(WHAT YOU SHOULD DO):
Copy out the full set of records. Keep every word the same.

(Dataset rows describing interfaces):
****
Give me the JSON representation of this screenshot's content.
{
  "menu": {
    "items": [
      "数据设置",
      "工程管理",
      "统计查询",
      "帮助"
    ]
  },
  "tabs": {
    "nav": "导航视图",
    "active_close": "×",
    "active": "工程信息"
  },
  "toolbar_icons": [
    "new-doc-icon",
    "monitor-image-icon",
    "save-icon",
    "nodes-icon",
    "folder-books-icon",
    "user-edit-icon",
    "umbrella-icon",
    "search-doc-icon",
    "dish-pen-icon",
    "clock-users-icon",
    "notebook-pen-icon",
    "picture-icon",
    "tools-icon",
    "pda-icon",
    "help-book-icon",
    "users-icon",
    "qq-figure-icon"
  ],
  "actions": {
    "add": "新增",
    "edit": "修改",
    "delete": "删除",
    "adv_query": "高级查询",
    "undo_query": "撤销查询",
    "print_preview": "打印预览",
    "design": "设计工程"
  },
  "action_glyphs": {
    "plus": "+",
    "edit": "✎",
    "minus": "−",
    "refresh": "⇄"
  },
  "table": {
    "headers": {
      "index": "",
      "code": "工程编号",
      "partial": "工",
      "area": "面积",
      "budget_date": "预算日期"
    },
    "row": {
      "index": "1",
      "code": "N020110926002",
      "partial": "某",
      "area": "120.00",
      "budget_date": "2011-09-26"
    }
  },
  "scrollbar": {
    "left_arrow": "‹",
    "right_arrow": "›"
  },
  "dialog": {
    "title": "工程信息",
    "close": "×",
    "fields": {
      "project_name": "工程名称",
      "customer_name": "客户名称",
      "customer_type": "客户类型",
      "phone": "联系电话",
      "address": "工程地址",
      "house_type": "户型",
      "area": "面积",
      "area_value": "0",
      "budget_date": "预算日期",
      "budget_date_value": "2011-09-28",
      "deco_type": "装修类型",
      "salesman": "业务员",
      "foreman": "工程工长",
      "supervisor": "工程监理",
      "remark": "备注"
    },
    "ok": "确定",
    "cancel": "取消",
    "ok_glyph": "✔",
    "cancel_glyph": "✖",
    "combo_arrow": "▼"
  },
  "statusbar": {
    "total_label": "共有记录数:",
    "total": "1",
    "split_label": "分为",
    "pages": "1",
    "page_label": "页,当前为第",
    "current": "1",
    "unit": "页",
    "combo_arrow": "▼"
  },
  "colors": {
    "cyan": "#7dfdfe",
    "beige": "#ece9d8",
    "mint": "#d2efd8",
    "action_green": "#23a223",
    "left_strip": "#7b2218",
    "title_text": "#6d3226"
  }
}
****
(ANSWER SPACE):
Give me the JSON representation of this screenshot's content.
{
  "menu": {
    "items": [
      "数据设置",
      "工程管理",
      "统计查询",
      "帮助"
    ]
  },
  "tabs": {
    "nav": "导航视图",
    "active_close": "×",
    "active": "工程信息"
  },
  "toolbar_icons": [
    "new-doc-icon",
    "monitor-image-icon",
    "save-icon",
    "nodes-icon",
    "folder-books-icon",
    "user-edit-icon",
    "umbrella-icon",
    "search-doc-icon",
    "dish-pen-icon",
    "clock-users-icon",
    "notebook-pen-icon",
    "picture-icon",
    "tools-icon",
    "pda-icon",
    "help-book-icon",
    "users-icon",
    "qq-figure-icon"
  ],
  "actions": {
    "add": "新增",
    "edit": "修改",
    "delete": "删除",
    "adv_query": "高级查询",
    "undo_query": "撤销查询",
    "print_preview": "打印预览",
    "design": "设计工程"
  },
  "action_glyphs": {
    "plus": "+",
    "edit": "✎",
    "minus": "−",
    "refresh": "⇄"
  },
  "table": {
    "headers": {
      "index": "",
      "code": "工程编号",
      "partial": "工",
      "area": "面积",
      "budget_date": "预算日期"
    },
    "row": {
      "index": "1",
      "code": "N020110926002",
      "partial": "某",
      "area": "120.00",
      "budget_date": "2011-09-26"
    }
  },
  "scrollbar": {
    "left_arrow": "‹",
    "right_arrow": "›"
  },
  "dialog": {
    "title": "工程信息",
    "close": "×",
    "fields": {
      "project_name": "工程名称",
      "customer_name": "客户名称",
      "customer_type": "客户类型",
      "phone": "联系电话",
      "address": "工程地址",
      "house_type": "户型",
      "area": "面积",
      "area_value": "0",
      "budget_date": "预算日期",
      "budget_date_value": "2011-09-28",
      "deco_type": "装修类型",
      "salesman": "业务员",
      "foreman": "工程工长",
      "supervisor": "工程监理",
      "remark": "备注"
    },
    "ok": "确定",
    "cancel": "取消",
    "ok_glyph": "✔",
    "cancel_glyph": "✖",
    "combo_arrow": "▼"
  },
  "statusbar": {
    "total_label": "共有记录数:",
    "total": "1",
    "split_label": "分为",
    "pages": "1",
    "page_label": "页,当前为第",
    "current": "1",
    "unit": "页",
    "combo_arrow": "▼"
  },
  "colors": {
    "cyan": "#7dfdfe",
    "beige": "#ece9d8",
    "mint": "#d2efd8",
    "action_green": "#23a223",
    "left_strip": "#7b2218",
    "title_text": "#6d3226"
  }
}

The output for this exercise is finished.